  31. Hack #9 – Edit a VM Image <ul><li>Editing a VM image file is called “cracking it open”. The image file needs to be mounted as a loopback filesystem. </li></ul><ul><li>The easiest way to crack open a Xen image is to loop mount it using lomount . </li></ul><ul><ul><li>lomount -diskimage disk0 -partition 2 /mnt </li></ul></ul><ul><ul><li>Bear in mind that the image file will almost certainly have more than one partition. </li></ul></ul><ul><ul><li>This method will not work with LVM disks! </li></ul></ul>
  32. Hack #10 – Clone a VM <ul><li>Now we have edited a VM configuration and image. </li></ul><ul><li>Cloning a VM is as simple as copying the configuration and image to a new location, then editing the configuration and “personalizing” the image. </li></ul><ul><li>You just saw how our friend Python can easily read in a configuration file and make the necessary changes. </li></ul>
  33. Hack #10 – Clone a VM (cont'd) <ul><li>Just one little problem: my disk image is 8 gigs. That takes a while to copy </li></ul><ul><li>The solution: Copy-on-Write. </li></ul><ul><li>Use the QEMU CoW (qcow) format </li></ul><ul><li>Convert your raw image to qcow using img2qcow </li></ul><ul><ul><li>img2qcow destination source </li></ul></ul><ul><li>There is also a corresponding qcow2raw </li></ul>
  34. Hack #11 – Create an Appliance <ul><li>Appliances can be defined using Open Virtual Machine Format (OVF), a standard proposed by VMware under the auspices of the Distributed Management Task Force (DMTF). </li></ul><ul><li>OVF is: </li></ul><ul><ul><li>A packaging format for software applications </li></ul></ul><ul><ul><ul><li>Bundle together your VMs for a self-contained application </li></ul></ul></ul><ul><ul><li>A transport mechanism for virtual machine templates </li></ul></ul><ul><ul><ul><li>Distribute your OVFs as images which must be installed before they can be run </li></ul></ul></ul>
  35. Hack #11 – Create an Appliance (cont'd) <ul><li>OVF is not : </li></ul><ul><ul><li>An efficient execution environment </li></ul></ul><ul><ul><ul><li>VMs must be installed before they can be run </li></ul></ul></ul><ul><ul><li>A format requiring a hypervisor </li></ul></ul><ul><ul><ul><li>By itself, OVF does not have any dependence on a hypervisor </li></ul></ul></ul>

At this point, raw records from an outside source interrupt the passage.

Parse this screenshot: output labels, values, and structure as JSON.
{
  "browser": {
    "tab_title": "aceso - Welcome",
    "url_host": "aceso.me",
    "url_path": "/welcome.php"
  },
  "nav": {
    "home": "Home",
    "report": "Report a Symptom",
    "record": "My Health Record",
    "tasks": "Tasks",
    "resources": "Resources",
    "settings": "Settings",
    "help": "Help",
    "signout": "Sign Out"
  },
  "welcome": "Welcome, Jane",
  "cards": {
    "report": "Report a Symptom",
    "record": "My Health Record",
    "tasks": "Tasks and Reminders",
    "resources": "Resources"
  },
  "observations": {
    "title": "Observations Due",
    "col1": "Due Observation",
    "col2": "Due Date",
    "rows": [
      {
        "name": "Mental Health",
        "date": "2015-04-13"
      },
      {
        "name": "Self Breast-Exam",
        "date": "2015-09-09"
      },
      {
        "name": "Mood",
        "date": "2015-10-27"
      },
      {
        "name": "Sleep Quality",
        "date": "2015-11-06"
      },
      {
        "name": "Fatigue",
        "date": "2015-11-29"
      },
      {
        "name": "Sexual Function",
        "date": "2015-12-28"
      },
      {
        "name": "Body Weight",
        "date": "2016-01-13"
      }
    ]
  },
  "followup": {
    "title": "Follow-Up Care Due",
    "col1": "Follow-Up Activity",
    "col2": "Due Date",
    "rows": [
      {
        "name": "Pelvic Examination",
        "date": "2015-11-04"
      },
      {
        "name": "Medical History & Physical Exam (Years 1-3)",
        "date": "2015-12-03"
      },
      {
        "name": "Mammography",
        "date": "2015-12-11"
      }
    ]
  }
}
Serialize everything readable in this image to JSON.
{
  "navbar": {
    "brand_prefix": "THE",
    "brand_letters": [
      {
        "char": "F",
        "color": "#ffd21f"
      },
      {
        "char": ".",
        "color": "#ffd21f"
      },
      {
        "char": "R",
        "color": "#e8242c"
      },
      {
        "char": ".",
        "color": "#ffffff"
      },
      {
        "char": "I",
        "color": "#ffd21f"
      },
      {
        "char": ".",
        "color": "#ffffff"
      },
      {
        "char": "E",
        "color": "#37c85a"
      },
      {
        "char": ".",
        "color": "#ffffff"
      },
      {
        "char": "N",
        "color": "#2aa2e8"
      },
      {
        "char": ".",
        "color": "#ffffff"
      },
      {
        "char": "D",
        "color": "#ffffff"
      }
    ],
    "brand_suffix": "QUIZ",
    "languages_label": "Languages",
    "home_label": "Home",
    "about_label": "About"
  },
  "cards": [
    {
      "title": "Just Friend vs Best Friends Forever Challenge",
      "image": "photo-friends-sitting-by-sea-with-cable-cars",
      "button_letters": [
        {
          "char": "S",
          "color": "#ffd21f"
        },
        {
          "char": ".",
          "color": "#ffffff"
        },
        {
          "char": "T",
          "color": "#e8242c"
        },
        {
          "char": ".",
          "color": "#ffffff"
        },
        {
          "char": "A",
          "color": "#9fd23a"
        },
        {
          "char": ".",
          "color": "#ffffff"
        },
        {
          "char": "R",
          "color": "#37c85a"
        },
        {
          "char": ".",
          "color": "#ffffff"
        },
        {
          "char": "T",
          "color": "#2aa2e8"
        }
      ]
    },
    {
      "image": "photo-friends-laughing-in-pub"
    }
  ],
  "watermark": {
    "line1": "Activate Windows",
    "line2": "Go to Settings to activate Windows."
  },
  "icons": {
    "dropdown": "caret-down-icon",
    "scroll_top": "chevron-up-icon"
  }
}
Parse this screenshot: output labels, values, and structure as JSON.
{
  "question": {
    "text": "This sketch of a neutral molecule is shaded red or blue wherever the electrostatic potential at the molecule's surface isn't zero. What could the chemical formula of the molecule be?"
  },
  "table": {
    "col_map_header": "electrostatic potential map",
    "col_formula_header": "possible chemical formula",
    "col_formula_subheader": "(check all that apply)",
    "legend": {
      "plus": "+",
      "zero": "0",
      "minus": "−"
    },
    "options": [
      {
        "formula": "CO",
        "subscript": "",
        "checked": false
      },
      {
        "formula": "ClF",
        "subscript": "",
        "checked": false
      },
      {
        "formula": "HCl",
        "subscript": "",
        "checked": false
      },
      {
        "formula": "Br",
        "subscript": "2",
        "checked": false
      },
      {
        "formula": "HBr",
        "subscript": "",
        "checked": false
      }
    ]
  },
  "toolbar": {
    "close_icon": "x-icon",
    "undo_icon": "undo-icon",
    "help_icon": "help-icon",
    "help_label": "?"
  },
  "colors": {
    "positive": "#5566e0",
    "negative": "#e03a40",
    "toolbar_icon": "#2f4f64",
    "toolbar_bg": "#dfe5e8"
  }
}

  36. Hack #11 – Create an Appliance (cont'd) <ul><li>The OVF file is a zip file containing </li></ul><ul><ul><li>An XML file ( .ovf ) with schema </li></ul></ul><ul><ul><ul><li>May refer to external URIs for actual VM images </li></ul></ul></ul><ul><ul><ul><li>May contain virtual hardware resource descriptions </li></ul></ul></ul><ul><ul><li>May contain a manifest file ( .mf ) </li></ul></ul><ul><ul><li>May contain a certificate file ( .cert ) </li></ul></ul>
  37. Hack #11 – Create an Appliance (cont'd) <ul><li>Today, there is no OVF tool for Xen, only VMware! </li></ul><ul><li>IBM is sponsoring an Open OVF project </li></ul><ul><ul><li> </li></ul></ul>
  38. Hack #11 – Create an Appliance (cont'd) <ul><li>For another take on appliances, check out Nat Friedman's talk: </li></ul><ul><ul><li>The Future of Linux is Software Appliances </li></ul></ul><ul><ul><ul><li>Friday 10:45 in Portland 255 </li></ul></ul></ul>
  39. <ul><ul><li>Q&A </li></ul></ul>